Abstract: Traditional mobile ad hoc network (MANET) routing protocols assume that contemporaneous end-to-end communication paths exist between data senders and receivers. In some mobile ad hoc networks with a sparse node population, an end-to-end communication path may break frequently or may not exist at any time. Many routing protocols have been proposed in the literature to address the problem, but few were evaluated in a realistic ``opportunistic'' network setting. We use simulation and contact traces (derived from logs in a production network) to evaluate and compare five existing protocols: direct-delivery, epidemic, random, PRoPHET, and Link-State, as well as our own proposed routing protocol. We show that the direct delivery and epidemic routing protocols suffer either low delivery ratio or high resource usage, and other protocols make tradeoffs between delivery ratio and resource usage.

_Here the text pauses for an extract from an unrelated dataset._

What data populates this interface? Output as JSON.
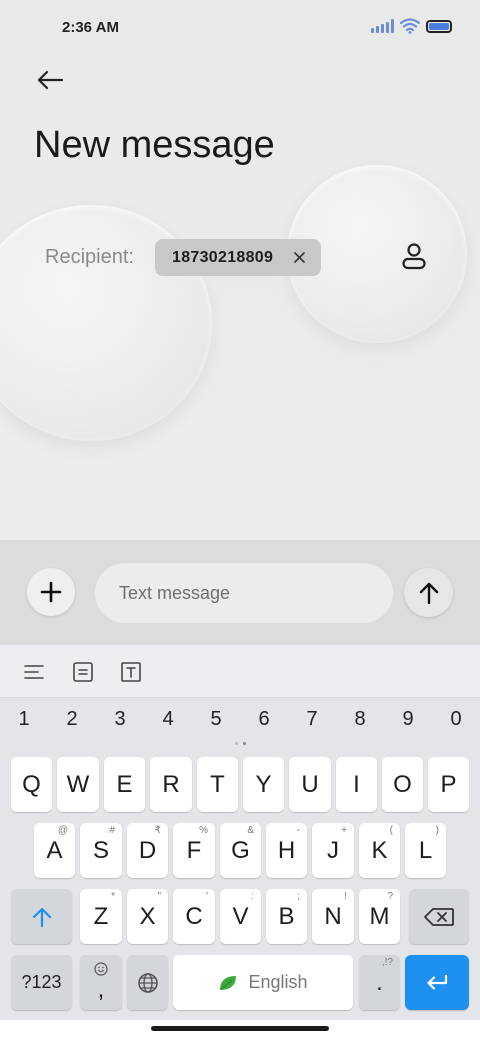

Copyright © 2007 by ACM.The copy made available here is the authors' version; for a definitive copy see the publisher's version described above.